Solicitor General Donald Verrilli Jr. on Friday offered some words of advice for the graduating class of the University of the District of Columbia David A. Clarke School of Law.
“First, expect some adversity to come your way, you are going to get knocked down,” Verrilli, the commencement speaker, told the class. “It happens to everyone; it certainly happened to me and you could be pretty sure it is going to happen to you."
Verrilli, the U.S. Justice Department’s top Supreme Court advocate, addressed the graduating class for about ten minutes. There wasn’t any mention of the recent high-profile cases he’s argued—including the Affordable Care Act and same-sex marriage—or any of the criticism aimed at him. Verrilli was more philosophical in his talk.
“Ultimately, you define yourself through the choices you make each and every day,” he said at one point. “Each day’s choices shape what you become in your professional life.”
The law graduates will make any number of choices, Verrilli said.
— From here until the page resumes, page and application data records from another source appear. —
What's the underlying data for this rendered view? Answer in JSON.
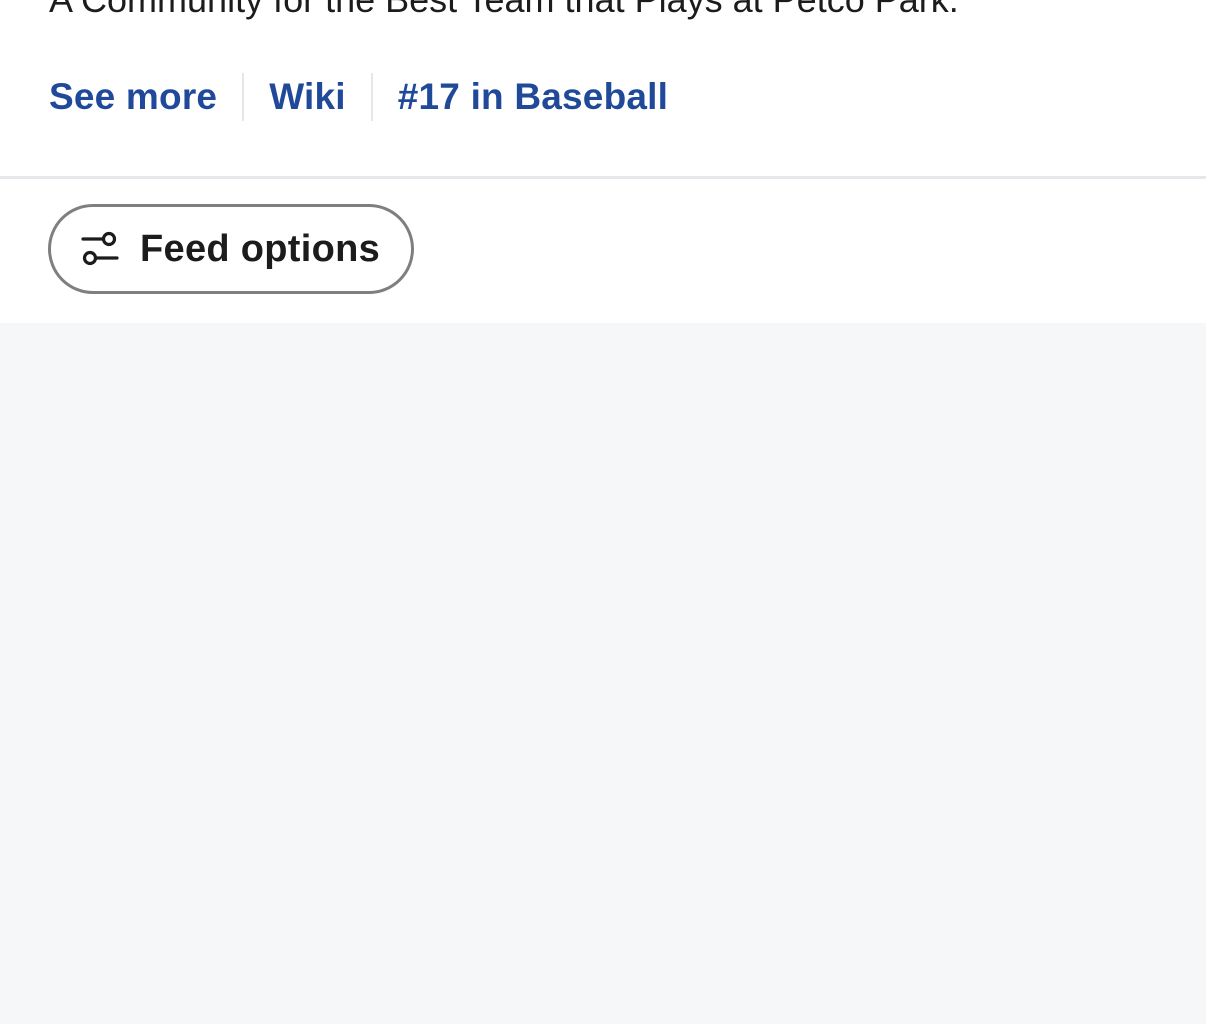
{
  "subreddit": {
    "description": "A Community for the Best Team that Plays at Petco Park.",
    "links": [
      {
        "label": "See more"
      },
      {
        "label": "Wiki"
      },
      {
        "label": "#17 in Baseball"
      }
    ]
  },
  "feed_options": {
    "label": "Feed options",
    "icon": "filter-options-icon"
  },
  "colors": {
    "link": "#204a99",
    "text": "#1c1c1c",
    "background": "#f6f7f9",
    "panel": "#ffffff"
  }
}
Choices about integrity. Having the courage to take on unpopular causes. Having the courage to say no. Being scrupulously candid with the courts. Treating colleagues—and, even more important, adversaries—with decency and respect. “You are leaders,” he said. “What you do matters.”
Verrilli, who joined the Justice Department from Jenner & Block in 2009, also talked about the ethical and public responsibility of the legal profession. In private practice, Verrilli maintained an active pro bono practice.
“By the way you chose to live your life,” Verrilli said in his address, “you can make clear that our legal system exists not to serve and protect the elites but to do justice for all.”
His final piece of advice came in the form of a paraphrased quote from “Letter from a Birmingham Jail,” which Dr. Martin Luther King Jr. penned in 1963. Verrilli told the students: “The time is always ripe to do right. It is a call to put yourself on the line for something that matters—not sometime later, now.”